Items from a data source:
_ _ _ _ _

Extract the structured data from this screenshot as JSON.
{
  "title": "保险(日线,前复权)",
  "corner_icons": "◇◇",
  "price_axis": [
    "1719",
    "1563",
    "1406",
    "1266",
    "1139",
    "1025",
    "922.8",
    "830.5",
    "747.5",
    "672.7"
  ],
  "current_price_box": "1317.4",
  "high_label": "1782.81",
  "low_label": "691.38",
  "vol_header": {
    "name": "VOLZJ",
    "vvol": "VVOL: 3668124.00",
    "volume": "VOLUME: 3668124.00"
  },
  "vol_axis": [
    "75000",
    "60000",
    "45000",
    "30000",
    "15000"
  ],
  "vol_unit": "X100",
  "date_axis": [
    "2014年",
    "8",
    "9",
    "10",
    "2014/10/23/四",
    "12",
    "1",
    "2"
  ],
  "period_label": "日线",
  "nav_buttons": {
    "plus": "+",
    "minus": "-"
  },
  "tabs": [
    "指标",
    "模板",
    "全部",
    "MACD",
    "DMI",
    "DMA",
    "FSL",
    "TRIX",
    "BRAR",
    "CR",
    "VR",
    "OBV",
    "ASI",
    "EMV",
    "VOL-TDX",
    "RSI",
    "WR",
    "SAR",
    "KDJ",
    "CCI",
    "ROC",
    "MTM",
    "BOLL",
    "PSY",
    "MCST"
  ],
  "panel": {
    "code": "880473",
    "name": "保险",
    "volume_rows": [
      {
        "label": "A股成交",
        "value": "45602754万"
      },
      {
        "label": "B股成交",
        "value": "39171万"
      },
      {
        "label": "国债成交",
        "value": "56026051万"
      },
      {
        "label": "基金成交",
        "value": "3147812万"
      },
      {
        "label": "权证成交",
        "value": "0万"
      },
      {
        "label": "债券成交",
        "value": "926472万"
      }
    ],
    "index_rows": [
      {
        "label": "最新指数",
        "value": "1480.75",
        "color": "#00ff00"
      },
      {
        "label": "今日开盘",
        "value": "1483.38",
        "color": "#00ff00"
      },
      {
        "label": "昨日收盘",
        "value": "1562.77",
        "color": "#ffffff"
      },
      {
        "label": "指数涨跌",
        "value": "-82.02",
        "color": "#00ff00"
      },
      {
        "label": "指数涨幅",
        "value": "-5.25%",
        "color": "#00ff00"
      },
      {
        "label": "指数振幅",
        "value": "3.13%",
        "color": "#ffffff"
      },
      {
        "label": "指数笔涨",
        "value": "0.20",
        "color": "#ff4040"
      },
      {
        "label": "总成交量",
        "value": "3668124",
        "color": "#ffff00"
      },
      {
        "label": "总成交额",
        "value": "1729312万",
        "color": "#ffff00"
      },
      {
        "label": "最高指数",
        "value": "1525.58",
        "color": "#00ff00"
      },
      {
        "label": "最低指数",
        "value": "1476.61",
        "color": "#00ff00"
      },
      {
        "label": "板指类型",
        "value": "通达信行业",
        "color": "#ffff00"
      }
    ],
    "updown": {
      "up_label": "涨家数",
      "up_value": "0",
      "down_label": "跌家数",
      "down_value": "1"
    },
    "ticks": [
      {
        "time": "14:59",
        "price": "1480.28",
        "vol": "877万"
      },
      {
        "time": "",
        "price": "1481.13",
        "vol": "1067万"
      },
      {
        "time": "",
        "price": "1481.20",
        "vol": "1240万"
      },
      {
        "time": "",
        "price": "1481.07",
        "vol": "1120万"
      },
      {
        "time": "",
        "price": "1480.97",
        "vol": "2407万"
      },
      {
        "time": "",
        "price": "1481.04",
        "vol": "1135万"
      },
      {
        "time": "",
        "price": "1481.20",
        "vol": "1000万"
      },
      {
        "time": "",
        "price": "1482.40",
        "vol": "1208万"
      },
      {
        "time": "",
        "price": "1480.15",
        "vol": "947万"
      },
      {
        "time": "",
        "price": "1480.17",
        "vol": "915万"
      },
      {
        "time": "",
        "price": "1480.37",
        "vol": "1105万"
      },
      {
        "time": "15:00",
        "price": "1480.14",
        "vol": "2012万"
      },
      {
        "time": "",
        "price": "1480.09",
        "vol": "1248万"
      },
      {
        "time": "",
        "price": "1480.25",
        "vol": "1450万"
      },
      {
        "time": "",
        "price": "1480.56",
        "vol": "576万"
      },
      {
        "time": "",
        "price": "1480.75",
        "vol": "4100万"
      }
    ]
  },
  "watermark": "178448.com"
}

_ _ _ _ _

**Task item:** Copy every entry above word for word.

**Solution to this problem:**
Extract the structured data from this screenshot as JSON.
{
  "title": "保险(日线,前复权)",
  "corner_icons": "◇◇",
  "price_axis": [
    "1719",
    "1563",
    "1406",
    "1266",
    "1139",
    "1025",
    "922.8",
    "830.5",
    "747.5",
    "672.7"
  ],
  "current_price_box": "1317.4",
  "high_label": "1782.81",
  "low_label": "691.38",
  "vol_header": {
    "name": "VOLZJ",
    "vvol": "VVOL: 3668124.00",
    "volume": "VOLUME: 3668124.00"
  },
  "vol_axis": [
    "75000",
    "60000",
    "45000",
    "30000",
    "15000"
  ],
  "vol_unit": "X100",
  "date_axis": [
    "2014年",
    "8",
    "9",
    "10",
    "2014/10/23/四",
    "12",
    "1",
    "2"
  ],
  "period_label": "日线",
  "nav_buttons": {
    "plus": "+",
    "minus": "-"
  },
  "tabs": [
    "指标",
    "模板",
    "全部",
    "MACD",
    "DMI",
    "DMA",
    "FSL",
    "TRIX",
    "BRAR",
    "CR",
    "VR",
    "OBV",
    "ASI",
    "EMV",
    "VOL-TDX",
    "RSI",
    "WR",
    "SAR",
    "KDJ",
    "CCI",
    "ROC",
    "MTM",
    "BOLL",
    "PSY",
    "MCST"
  ],
  "panel": {
    "code": "880473",
    "name": "保险",
    "volume_rows": [
      {
        "label": "A股成交",
        "value": "45602754万"
      },
      {
        "label": "B股成交",
        "value": "39171万"
      },
      {
        "label": "国债成交",
        "value": "56026051万"
      },
      {
        "label": "基金成交",
        "value": "3147812万"
      },
      {
        "label": "权证成交",
        "value": "0万"
      },
      {
        "label": "债券成交",
        "value": "926472万"
      }
    ],
    "index_rows": [
      {
        "label": "最新指数",
        "value": "1480.75",
        "color": "#00ff00"
      },
      {
        "label": "今日开盘",
        "value": "1483.38",
        "color": "#00ff00"
      },
      {
        "label": "昨日收盘",
        "value": "1562.77",
        "color": "#ffffff"
      },
      {
        "label": "指数涨跌",
        "value": "-82.02",
        "color": "#00ff00"
      },
      {
        "label": "指数涨幅",
        "value": "-5.25%",
        "color": "#00ff00"
      },
      {
        "label": "指数振幅",
        "value": "3.13%",
        "color": "#ffffff"
      },
      {
        "label": "指数笔涨",
        "value": "0.20",
        "color": "#ff4040"
      },
      {
        "label": "总成交量",
        "value": "3668124",
        "color": "#ffff00"
      },
      {
        "label": "总成交额",
        "value": "1729312万",
        "color": "#ffff00"
      },
      {
        "label": "最高指数",
        "value": "1525.58",
        "color": "#00ff00"
      },
      {
        "label": "最低指数",
        "value": "1476.61",
        "color": "#00ff00"
      },
      {
        "label": "板指类型",
        "value": "通达信行业",
        "color": "#ffff00"
      }
    ],
    "updown": {
      "up_label": "涨家数",
      "up_value": "0",
      "down_label": "跌家数",
      "down_value": "1"
    },
    "ticks": [
      {
        "time": "14:59",
        "price": "1480.28",
        "vol": "877万"
      },
      {
        "time": "",
        "price": "1481.13",
        "vol": "1067万"
      },
      {
        "time": "",
        "price": "1481.20",
        "vol": "1240万"
      },
      {
        "time": "",
        "price": "1481.07",
        "vol": "1120万"
      },
      {
        "time": "",
        "price": "1480.97",
        "vol": "2407万"
      },
      {
        "time": "",
        "price": "1481.04",
        "vol": "1135万"
      },
      {
        "time": "",
        "price": "1481.20",
        "vol": "1000万"
      },
      {
        "time": "",
        "price": "1482.40",
        "vol": "1208万"
      },
      {
        "time": "",
        "price": "1480.15",
        "vol": "947万"
      },
      {
        "time": "",
        "price": "1480.17",
        "vol": "915万"
      },
      {
        "time": "",
        "price": "1480.37",
        "vol": "1105万"
      },
      {
        "time": "15:00",
        "price": "1480.14",
        "vol": "2012万"
      },
      {
        "time": "",
        "price": "1480.09",
        "vol": "1248万"
      },
      {
        "time": "",
        "price": "1480.25",
        "vol": "1450万"
      },
      {
        "time": "",
        "price": "1480.56",
        "vol": "576万"
      },
      {
        "time": "",
        "price": "1480.75",
        "vol": "4100万"
      }
    ]
  },
  "watermark": "178448.com"
}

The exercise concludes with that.